[Stored dataset items]
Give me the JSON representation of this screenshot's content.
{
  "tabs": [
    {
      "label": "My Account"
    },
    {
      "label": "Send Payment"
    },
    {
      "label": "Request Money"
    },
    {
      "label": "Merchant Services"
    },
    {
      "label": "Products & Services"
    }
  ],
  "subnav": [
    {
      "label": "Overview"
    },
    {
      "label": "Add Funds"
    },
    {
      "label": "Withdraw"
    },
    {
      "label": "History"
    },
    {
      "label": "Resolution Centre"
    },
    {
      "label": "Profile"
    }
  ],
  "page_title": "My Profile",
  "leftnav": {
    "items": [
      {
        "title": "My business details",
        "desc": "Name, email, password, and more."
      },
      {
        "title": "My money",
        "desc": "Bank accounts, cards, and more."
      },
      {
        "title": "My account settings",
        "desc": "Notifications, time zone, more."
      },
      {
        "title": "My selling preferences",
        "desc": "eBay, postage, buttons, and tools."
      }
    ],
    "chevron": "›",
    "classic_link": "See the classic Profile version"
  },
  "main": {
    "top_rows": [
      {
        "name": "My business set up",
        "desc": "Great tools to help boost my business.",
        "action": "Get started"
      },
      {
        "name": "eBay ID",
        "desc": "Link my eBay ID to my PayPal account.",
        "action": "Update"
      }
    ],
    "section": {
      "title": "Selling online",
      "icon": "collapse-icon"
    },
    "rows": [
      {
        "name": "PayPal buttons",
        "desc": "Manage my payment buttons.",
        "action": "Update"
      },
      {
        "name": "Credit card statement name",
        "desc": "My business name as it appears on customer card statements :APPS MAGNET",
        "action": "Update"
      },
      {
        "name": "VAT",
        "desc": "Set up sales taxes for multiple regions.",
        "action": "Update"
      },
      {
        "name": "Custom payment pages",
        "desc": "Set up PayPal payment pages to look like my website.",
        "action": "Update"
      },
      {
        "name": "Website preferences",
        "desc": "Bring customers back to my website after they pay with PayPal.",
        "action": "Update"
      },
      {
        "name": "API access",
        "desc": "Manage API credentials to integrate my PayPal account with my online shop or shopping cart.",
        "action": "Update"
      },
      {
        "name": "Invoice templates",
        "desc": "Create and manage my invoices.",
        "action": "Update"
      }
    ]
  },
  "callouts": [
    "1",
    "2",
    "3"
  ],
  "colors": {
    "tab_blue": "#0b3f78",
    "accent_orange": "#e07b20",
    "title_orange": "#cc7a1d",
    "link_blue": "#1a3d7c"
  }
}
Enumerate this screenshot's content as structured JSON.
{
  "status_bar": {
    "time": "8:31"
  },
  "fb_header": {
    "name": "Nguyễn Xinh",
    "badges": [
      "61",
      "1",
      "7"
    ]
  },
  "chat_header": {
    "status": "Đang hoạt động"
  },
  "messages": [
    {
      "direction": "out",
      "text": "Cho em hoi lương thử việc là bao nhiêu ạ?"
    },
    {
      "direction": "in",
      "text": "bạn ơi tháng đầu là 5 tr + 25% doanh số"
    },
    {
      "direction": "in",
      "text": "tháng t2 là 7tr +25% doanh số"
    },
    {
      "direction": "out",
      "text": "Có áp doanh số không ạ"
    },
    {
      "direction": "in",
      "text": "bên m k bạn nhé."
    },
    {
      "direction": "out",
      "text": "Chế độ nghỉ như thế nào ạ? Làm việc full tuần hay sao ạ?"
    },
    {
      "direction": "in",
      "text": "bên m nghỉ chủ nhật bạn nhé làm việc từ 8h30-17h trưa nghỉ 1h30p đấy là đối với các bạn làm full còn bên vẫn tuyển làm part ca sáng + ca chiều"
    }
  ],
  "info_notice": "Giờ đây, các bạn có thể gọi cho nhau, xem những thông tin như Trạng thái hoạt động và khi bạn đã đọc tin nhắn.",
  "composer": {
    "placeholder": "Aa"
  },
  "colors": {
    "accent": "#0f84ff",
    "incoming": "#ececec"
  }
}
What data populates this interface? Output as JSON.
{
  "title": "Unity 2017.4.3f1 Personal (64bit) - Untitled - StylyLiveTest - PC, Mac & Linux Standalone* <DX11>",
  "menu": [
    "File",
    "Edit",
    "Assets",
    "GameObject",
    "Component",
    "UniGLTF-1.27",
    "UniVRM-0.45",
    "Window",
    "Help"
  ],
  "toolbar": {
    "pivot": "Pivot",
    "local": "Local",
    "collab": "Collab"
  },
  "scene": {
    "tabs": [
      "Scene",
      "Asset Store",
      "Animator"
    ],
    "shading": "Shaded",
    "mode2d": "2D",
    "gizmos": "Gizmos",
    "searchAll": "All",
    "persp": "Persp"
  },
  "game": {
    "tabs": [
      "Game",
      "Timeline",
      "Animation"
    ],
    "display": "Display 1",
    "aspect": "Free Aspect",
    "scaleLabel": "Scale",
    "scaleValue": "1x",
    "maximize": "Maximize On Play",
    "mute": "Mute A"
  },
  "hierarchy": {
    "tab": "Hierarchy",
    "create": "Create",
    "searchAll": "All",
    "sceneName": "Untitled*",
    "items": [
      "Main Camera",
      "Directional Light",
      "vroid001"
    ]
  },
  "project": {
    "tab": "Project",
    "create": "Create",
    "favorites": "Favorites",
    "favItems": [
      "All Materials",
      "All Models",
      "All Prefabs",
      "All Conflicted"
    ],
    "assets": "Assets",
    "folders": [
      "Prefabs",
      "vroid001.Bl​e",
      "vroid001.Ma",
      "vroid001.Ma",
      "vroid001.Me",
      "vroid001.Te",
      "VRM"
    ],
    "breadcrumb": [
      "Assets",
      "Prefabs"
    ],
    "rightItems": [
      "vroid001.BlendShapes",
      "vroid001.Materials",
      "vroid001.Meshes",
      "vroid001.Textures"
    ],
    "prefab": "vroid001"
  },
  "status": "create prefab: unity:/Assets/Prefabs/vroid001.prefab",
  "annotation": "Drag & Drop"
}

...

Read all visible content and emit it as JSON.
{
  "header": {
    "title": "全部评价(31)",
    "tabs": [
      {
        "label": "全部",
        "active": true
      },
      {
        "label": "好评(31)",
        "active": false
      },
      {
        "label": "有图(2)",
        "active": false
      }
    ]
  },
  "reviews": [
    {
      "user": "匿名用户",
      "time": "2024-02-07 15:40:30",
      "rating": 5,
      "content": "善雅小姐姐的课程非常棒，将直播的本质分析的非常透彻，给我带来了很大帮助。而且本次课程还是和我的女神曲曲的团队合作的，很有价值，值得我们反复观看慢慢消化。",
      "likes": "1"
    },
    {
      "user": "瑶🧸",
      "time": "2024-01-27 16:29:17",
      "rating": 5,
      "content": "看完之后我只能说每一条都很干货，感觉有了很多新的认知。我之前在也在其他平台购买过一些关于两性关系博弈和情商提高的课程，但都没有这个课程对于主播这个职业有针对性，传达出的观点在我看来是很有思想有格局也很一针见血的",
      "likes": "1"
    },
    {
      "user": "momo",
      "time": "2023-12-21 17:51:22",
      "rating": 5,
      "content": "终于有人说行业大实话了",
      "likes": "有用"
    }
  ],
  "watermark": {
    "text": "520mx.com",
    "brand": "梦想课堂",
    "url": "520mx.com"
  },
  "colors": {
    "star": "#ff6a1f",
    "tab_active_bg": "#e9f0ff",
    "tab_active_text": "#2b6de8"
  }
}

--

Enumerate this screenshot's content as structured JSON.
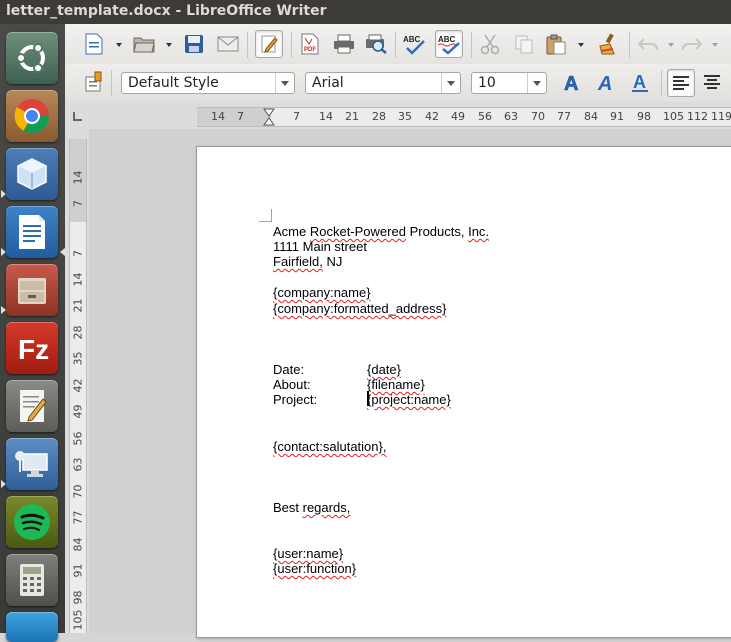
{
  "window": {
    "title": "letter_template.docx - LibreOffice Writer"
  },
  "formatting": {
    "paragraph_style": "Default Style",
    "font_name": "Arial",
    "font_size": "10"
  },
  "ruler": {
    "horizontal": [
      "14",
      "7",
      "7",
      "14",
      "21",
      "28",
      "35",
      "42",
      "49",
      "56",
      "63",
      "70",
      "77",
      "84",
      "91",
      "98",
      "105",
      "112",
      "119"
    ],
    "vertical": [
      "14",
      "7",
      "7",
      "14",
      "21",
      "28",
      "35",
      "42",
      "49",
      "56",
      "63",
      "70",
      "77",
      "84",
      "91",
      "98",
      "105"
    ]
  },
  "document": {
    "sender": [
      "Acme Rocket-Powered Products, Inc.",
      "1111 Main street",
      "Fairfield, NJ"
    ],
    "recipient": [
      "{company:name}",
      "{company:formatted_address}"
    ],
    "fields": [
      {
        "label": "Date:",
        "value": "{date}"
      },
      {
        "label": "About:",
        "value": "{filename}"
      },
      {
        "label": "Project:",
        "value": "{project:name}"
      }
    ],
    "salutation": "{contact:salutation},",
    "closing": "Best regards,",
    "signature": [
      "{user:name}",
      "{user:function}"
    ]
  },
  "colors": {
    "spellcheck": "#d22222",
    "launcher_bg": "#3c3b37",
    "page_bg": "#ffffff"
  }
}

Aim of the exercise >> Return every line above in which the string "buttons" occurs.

Result for this exercise >>
        "desc": "eBay, postage, buttons, and tools."
        "name": "PayPal buttons",
        "desc": "Manage my payment buttons.",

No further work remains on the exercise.